Noting that misinformation has created a lot of fear in the community, particularly among marginalized or underserved groups of people, Hernandez-Mats also said that all 13 of those who had died were Black. Vaccine rates in Black and Brown communities are notably lower throughout the U.S., due partially to hesitancy about the vaccine related to historical medical atrocities and the distrust that remains because of them, but also largely because of issues related to accessibility to the vaccines themselves within nonwhite communities.
In response to the distressing news, Hernandez-Mats and other leaders in the community coordinated a pop-up vaccination site on Tuesday, in part to honor those school staff members who had died. Around 40 individuals showed up to receive their first vaccination shots within the first few hours of the event’s opening, the county union president said.

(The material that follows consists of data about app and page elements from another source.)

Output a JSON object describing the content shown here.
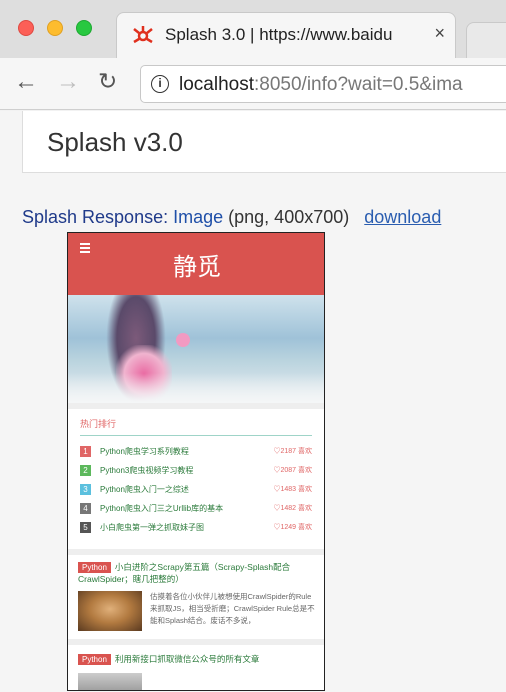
{
  "browser": {
    "tab_title": "Splash 3.0 | https://www.baidu",
    "close_glyph": "×",
    "url_host": "localhost",
    "url_rest": ":8050/info?wait=0.5&ima",
    "nav": {
      "back": "←",
      "forward": "→",
      "reload": "↻"
    },
    "info_glyph": "i"
  },
  "page": {
    "heading": "Splash v3.0",
    "response_label": "Splash Response:",
    "response_type": "Image",
    "response_meta": "(png, 400x700)",
    "download": "download"
  },
  "rendered": {
    "site_title": "静觅",
    "hot_title": "热门排行",
    "rankings": [
      {
        "num": "1",
        "text": "Python爬虫学习系列教程",
        "likes": "♡2187 喜欢",
        "color": "#e06666"
      },
      {
        "num": "2",
        "text": "Python3爬虫视频学习教程",
        "likes": "♡2087 喜欢",
        "color": "#5cb85c"
      },
      {
        "num": "3",
        "text": "Python爬虫入门一之综述",
        "likes": "♡1483 喜欢",
        "color": "#5bc0de"
      },
      {
        "num": "4",
        "text": "Python爬虫入门三之Urllib库的基本",
        "likes": "♡1482 喜欢",
        "color": "#777777"
      },
      {
        "num": "5",
        "text": "小白爬虫第一弹之抓取妹子图",
        "likes": "♡1249 喜欢",
        "color": "#555555"
      }
    ],
    "articles": [
      {
        "tag": "Python",
        "title": "小白进阶之Scrapy第五篇（Scrapy-Splash配合CrawlSpider；瞎几把整的）",
        "desc": "估摸着各位小伙伴儿被想使用CrawlSpider的Rule来抓取JS，相当受折磨；CrawlSpider Rule总是不能和Splash结合。废话不多说，"
      },
      {
        "tag": "Python",
        "title": "利用新接口抓取微信公众号的所有文章"
      }
    ]
  },
  "colors": {
    "brand_red": "#d9534f",
    "link_blue": "#2a5db0"
  }
}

Florida has been struggling with coronavirus for the past several weeks. Its daily average of new cases being identified is 65 percent higher than the U.S. average, and the number of people dying each day because of the virus is more than 3.5 times higher than the national rate as well.
In spite of Gov. Ron DeSantis’s (R) reluctance to push for vaccinations among his state’s residents, a number of studies have shown that obtaining a vaccine for COVID-19 remains the best way to prevent contracting the virus as well as avoiding the need for hospitalization.
New research based on data from three separate locations in the U.S., for example, demonstrates that vaccinated people are far less likely to get infected than was previously assumed about breakthrough cases. New research shows that only around one in every 5,000 vaccinated individuals tests positive for a “breakthrough” case of coronavirus per day. In Seattle, one of the areas examined by the study, an unvaccinated person was around 10 times more likely to test positive for coronavirus than a vaccinated individual.
Other studies have shown that vaccines, beyond reducing the chances of getting the virus, also drastically reduce the possibility of needing hospitalization. Unvaccinated individuals are 29 times more likely to require a trip to the hospital to get treated for coronavirus, a study from the Centers for Disease Control and Prevention (CDC) found. Additionally, those who are vaccinated but still get infected with COVID are less likely to spread it unlike those who are unvaccinated and contract the virus, another study found.